**PROBLEM TO SOLVE:**
Whenever a line of the material contains the string "魂技预览", it should be copied.

--

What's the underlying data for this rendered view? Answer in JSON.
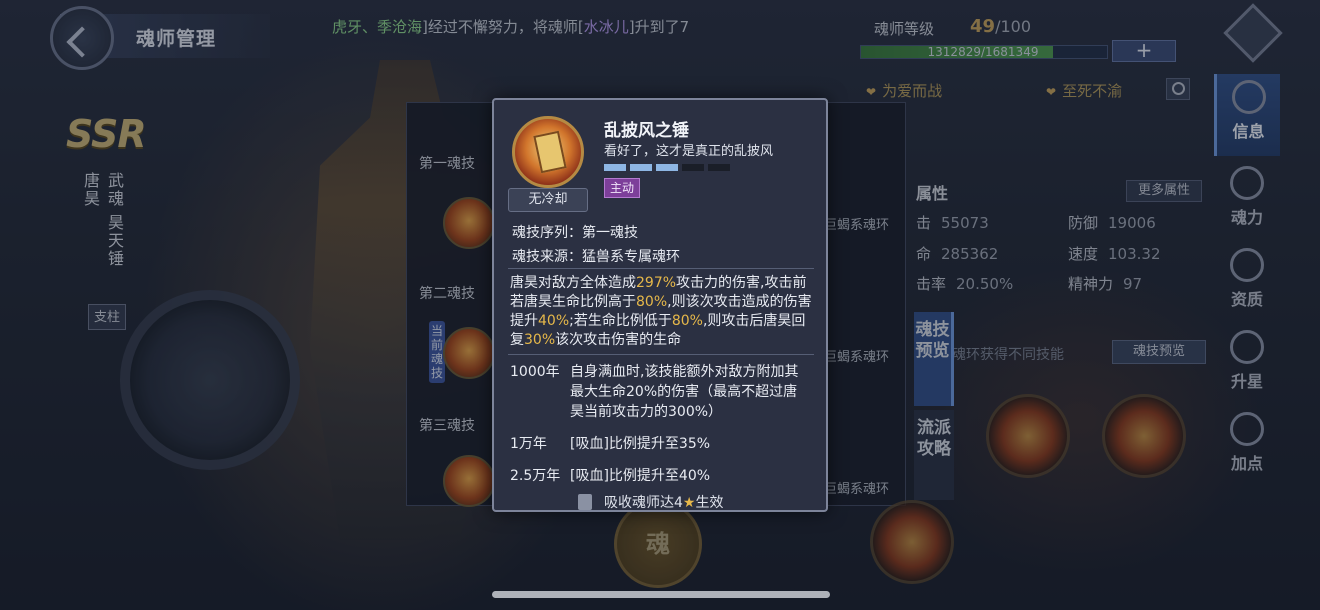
{
  "header": {
    "page_title": "魂师管理",
    "ticker": {
      "names": "虎牙、季沧海",
      "mid": "]经过不懈努力，将魂师[",
      "hero": "水冰儿",
      "tail": "]升到了7"
    },
    "level": {
      "label": "魂师等级",
      "current": "49",
      "max": "/100",
      "exp_text": "1312829/1681349",
      "exp_fraction": 0.781,
      "add_label": "+"
    },
    "titles": [
      "为爱而战",
      "至死不渝"
    ]
  },
  "hero": {
    "rarity": "SSR",
    "name": "唐昊",
    "spirit_label": "武魂",
    "spirit": "昊天锤",
    "role": "支柱"
  },
  "nav": {
    "items": [
      {
        "label": "信息",
        "icon": "info-icon",
        "active": true
      },
      {
        "label": "魂力",
        "icon": "soul-power-icon",
        "active": false
      },
      {
        "label": "资质",
        "icon": "aptitude-icon",
        "active": false
      },
      {
        "label": "升星",
        "icon": "star-up-icon",
        "active": false
      },
      {
        "label": "加点",
        "icon": "add-point-icon",
        "active": false
      }
    ]
  },
  "skills_panel": {
    "slots": [
      "第一魂技",
      "第二魂技",
      "第三魂技"
    ],
    "current_tag": "当前魂技",
    "ring_labels": [
      "巨蝎系魂环",
      "巨蝎系魂环",
      "巨蝎系魂环"
    ]
  },
  "stats": {
    "title": "属性",
    "more_label": "更多属性",
    "items": [
      {
        "label": "击",
        "value": "55073"
      },
      {
        "label": "防御",
        "value": "19006"
      },
      {
        "label": "命",
        "value": "285362"
      },
      {
        "label": "速度",
        "value": "103.32"
      },
      {
        "label": "击率",
        "value": "20.50%"
      },
      {
        "label": "精神力",
        "value": "97"
      }
    ],
    "hint": "魂环获得不同技能",
    "preview_label": "魂技预览",
    "tab_preview": "魂技预览",
    "tab_school": "流派攻略",
    "soul_btn": "魂"
  },
  "popup": {
    "skill_name": "乱披风之锤",
    "quote": "看好了，这才是真正的乱披风",
    "level_pips_on": 3,
    "level_pips_total": 5,
    "skill_type": "主动",
    "cooldown": "无冷却",
    "order_label": "魂技序列：",
    "order_value": "第一魂技",
    "source_label": "魂技来源：",
    "source_value": "猛兽系专属魂环",
    "desc": {
      "p1": "唐昊对敌方全体造成",
      "v1": "297%",
      "p2": "攻击力的伤害,攻击前若唐昊生命比例高于",
      "v2": "80%",
      "p3": ",则该次攻击造成的伤害提升",
      "v3": "40%",
      "p4": ";若生命比例低于",
      "v4": "80%",
      "p5": ",则攻击后唐昊回复",
      "v5": "30%",
      "p6": "该次攻击伤害的生命"
    },
    "upgrades": [
      {
        "tier": "1000年",
        "text": "自身满血时,该技能额外对敌方附加其最大生命20%的伤害（最高不超过唐昊当前攻击力的300%）"
      },
      {
        "tier": "1万年",
        "text": "[吸血]比例提升至35%"
      },
      {
        "tier": "2.5万年",
        "text": "[吸血]比例提升至40%"
      }
    ],
    "absorb_text": "吸收魂师达4",
    "absorb_tail": "生效"
  },
  "colors": {
    "accent_gold": "#e6b84a",
    "active_tab": "#34508a",
    "skill_type_purple": "#7d3f9a",
    "pip_on": "#8eb6e4"
  }
}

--

**FINISHED TASK:**
    "preview_label": "魂技预览",
    "tab_preview": "魂技预览",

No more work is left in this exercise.